Surgical diversion procedures should be considered for patients with rectovaginal and vesicovaginal fistulae. If this is not possible, some patients with a vesicovaginal fistula may benefit from an indwelling urinary catheter to reduce dribbling. For patients with rectovaginal fistulae keeping the stools solid with frequent evacuation of the rectum with suppositories may help. Adult diapers are expensive, cloth pads are a cheaper option. If such patients have significant seepage, layers of newspaper placed under the draw sheet increase absorbency and reduce odour.
Disfigurement, trismus and oro-cutaneous fistulae pose special problems in the care of patients with oral cancers. Soft tooth brushes or cotton swabs on sticks are used to clean the teeth. We use dilute potassium permanganate solution or dilute lime juice as mouthwash. When trismus is a problem, a catheter attached to a syringe can be introduced in the gap between the teeth or behind the molars. This can be used for gentle irrigation and dependent drainage. This is especially useful for patients with oro-cutaneous fistulae.
Fungating and disfiguring wounds lead to a loss of self esteem and social withdrawal., This is especially true of patients with disfiguring lesions of the face. Dressings, and cosmetically covering the affected area with a saree, dupatta, shawl or scarf can help to some extent. Such patients may also have difficulty in phonation. When they find that others find it difficult to understand their speech, they often withdraw. It is important that carers take extra trouble to communicate with them, perhaps through writing to help them express their needs and thoughts.
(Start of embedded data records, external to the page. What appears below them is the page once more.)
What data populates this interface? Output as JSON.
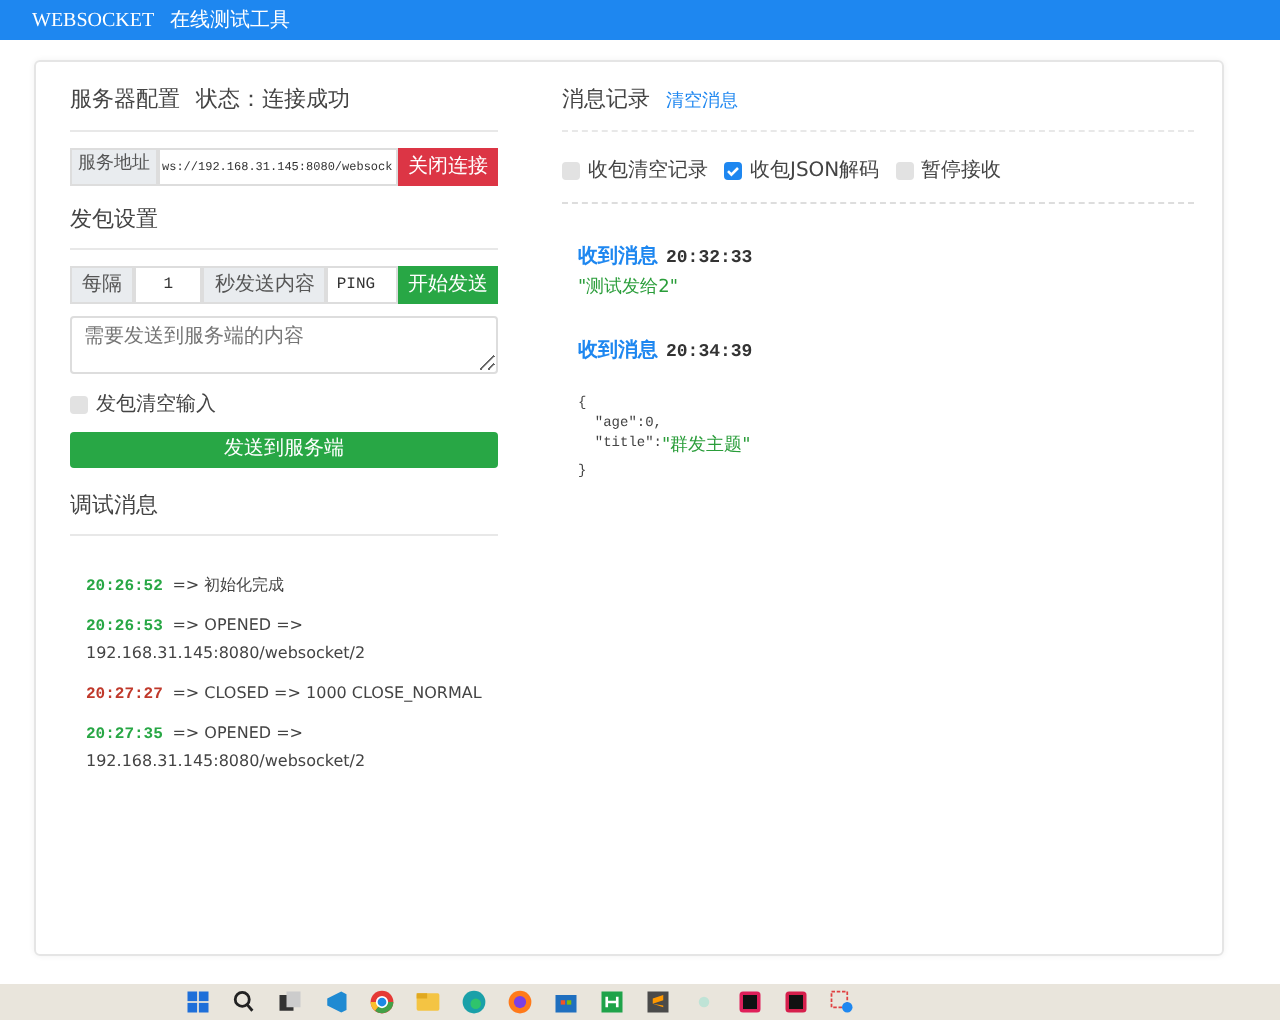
{
  "navbar": {
    "brand": "WEBSOCKET",
    "subtitle": "在线测试工具"
  },
  "server": {
    "title": "服务器配置",
    "status": "状态：连接成功",
    "address_label": "服务地址",
    "address": "ws://192.168.31.145:8080/websock",
    "close_button": "关闭连接"
  },
  "send_settings": {
    "title": "发包设置",
    "every_label": "每隔",
    "interval": "1",
    "content_label": "秒发送内容",
    "content": "PING",
    "start_button": "开始发送",
    "placeholder": "需要发送到服务端的内容",
    "clear_input": {
      "label": "发包清空输入",
      "checked": false
    },
    "send_button": "发送到服务端"
  },
  "debug": {
    "title": "调试消息",
    "entries": [
      {
        "time": "20:26:52",
        "text": "=> 初始化完成",
        "color": "#28a745"
      },
      {
        "time": "20:26:53",
        "text": "=> OPENED => 192.168.31.145:8080/websocket/2",
        "color": "#28a745"
      },
      {
        "time": "20:27:27",
        "text": "=> CLOSED => 1000 CLOSE_NORMAL",
        "color": "#c0392b"
      },
      {
        "time": "20:27:35",
        "text": "=> OPENED => 192.168.31.145:8080/websocket/2",
        "color": "#28a745"
      }
    ]
  },
  "messages": {
    "title": "消息记录",
    "clear_link": "清空消息",
    "options": [
      {
        "label": "收包清空记录",
        "checked": false
      },
      {
        "label": "收包JSON解码",
        "checked": true
      },
      {
        "label": "暂停接收",
        "checked": false
      }
    ],
    "items": [
      {
        "title": "收到消息",
        "time": "20:32:33",
        "lines": [
          {
            "string": "\"测试发给2\""
          }
        ]
      },
      {
        "title": "收到消息",
        "time": "20:34:39",
        "lines": [
          {
            "code": "{"
          },
          {
            "code": "  \"age\":0,"
          },
          {
            "code": "  \"title\":",
            "string": "\"群发主题\""
          },
          {
            "code": "}"
          }
        ]
      }
    ]
  }
}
Family and professional caregivers have to share their efforts and resources to infuse a sense of worth and hope in patients with fungating and disfiguring wounds.